_Action item:_ Search the data for the string "label" and extract every line where it appears.

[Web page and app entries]
++++++++
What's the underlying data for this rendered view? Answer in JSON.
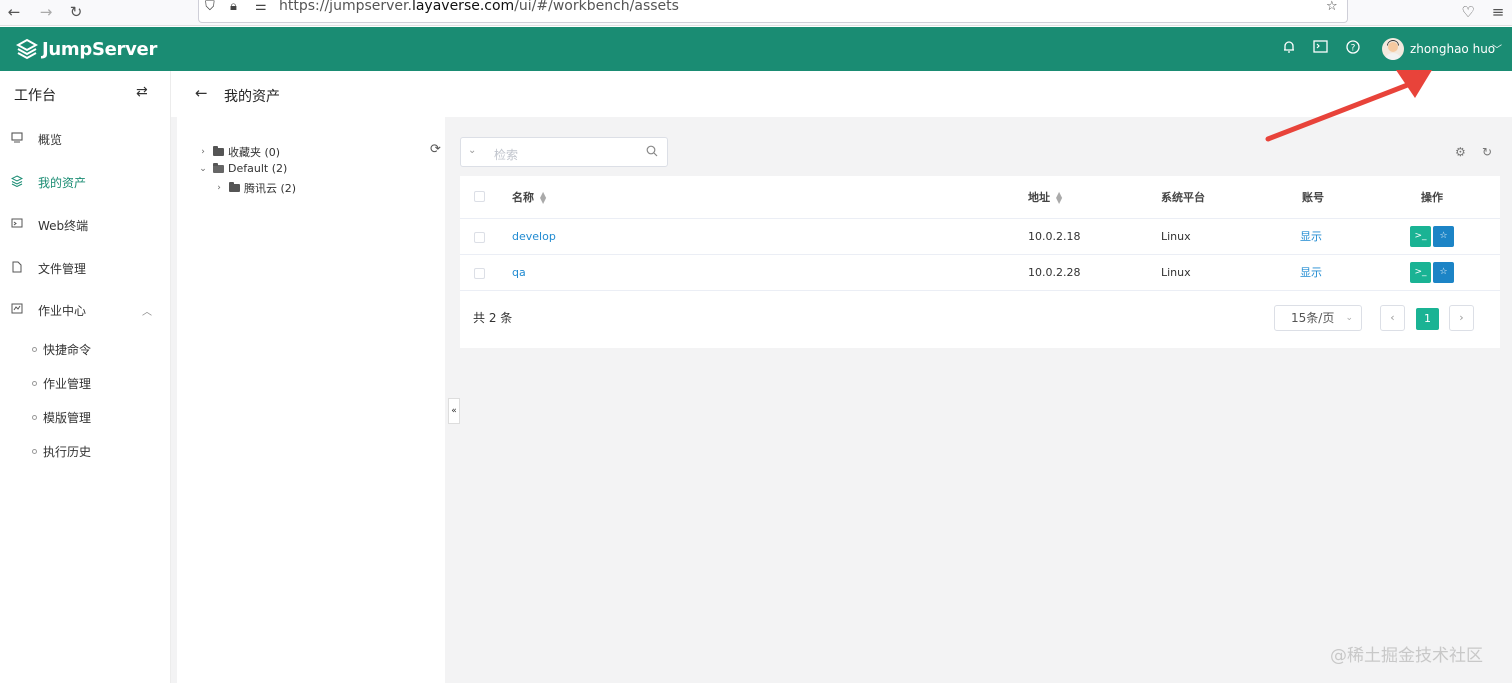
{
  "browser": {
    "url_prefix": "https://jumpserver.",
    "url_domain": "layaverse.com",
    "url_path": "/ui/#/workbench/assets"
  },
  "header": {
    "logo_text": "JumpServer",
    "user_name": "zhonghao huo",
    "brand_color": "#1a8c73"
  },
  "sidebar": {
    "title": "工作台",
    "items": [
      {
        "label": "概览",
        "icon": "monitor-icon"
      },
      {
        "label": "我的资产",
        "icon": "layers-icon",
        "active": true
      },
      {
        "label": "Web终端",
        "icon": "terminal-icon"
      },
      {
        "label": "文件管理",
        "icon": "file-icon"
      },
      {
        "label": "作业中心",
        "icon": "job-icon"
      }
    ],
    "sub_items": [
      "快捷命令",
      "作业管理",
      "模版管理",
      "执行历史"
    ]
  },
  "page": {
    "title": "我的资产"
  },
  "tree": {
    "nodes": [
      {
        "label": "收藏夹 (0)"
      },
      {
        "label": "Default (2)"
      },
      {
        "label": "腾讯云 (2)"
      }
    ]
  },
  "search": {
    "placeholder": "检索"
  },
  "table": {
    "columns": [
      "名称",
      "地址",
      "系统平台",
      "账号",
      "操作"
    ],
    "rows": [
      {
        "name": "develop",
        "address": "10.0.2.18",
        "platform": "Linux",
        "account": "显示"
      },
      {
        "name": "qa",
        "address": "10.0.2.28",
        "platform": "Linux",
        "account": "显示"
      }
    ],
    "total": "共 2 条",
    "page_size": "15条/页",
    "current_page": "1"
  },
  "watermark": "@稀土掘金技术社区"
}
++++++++
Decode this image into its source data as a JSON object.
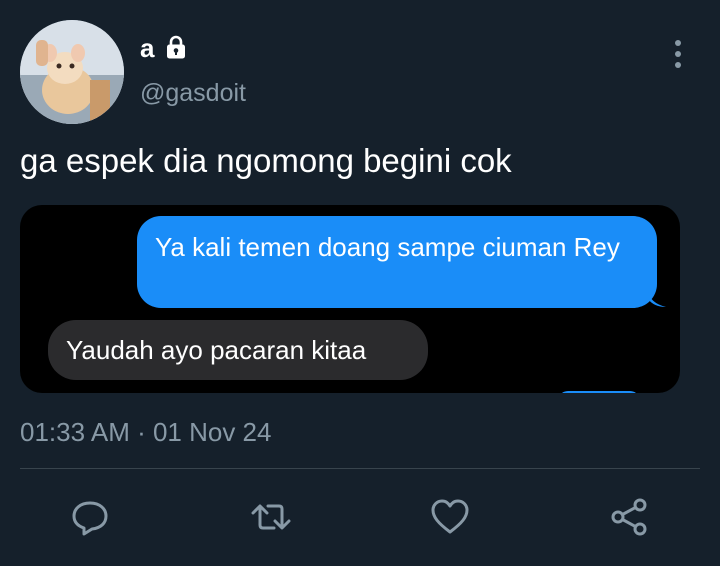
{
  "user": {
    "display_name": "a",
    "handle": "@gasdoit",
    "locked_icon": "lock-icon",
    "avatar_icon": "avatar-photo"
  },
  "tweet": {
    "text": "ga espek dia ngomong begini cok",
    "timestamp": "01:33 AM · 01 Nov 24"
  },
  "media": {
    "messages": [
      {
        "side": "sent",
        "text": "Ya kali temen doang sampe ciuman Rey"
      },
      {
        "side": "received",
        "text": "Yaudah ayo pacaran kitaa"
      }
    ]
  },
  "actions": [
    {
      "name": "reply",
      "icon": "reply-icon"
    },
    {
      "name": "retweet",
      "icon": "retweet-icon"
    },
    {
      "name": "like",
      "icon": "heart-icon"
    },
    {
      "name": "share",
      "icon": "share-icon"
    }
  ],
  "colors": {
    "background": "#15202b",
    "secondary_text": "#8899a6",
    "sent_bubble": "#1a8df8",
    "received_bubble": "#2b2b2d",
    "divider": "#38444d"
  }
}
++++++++
_Solution for this problem:_
        "label": "概览",
        "label": "我的资产",
        "label": "Web终端",
        "label": "文件管理",
        "label": "作业中心",
        "label": "收藏夹 (0)"
        "label": "Default (2)"
        "label": "腾讯云 (2)"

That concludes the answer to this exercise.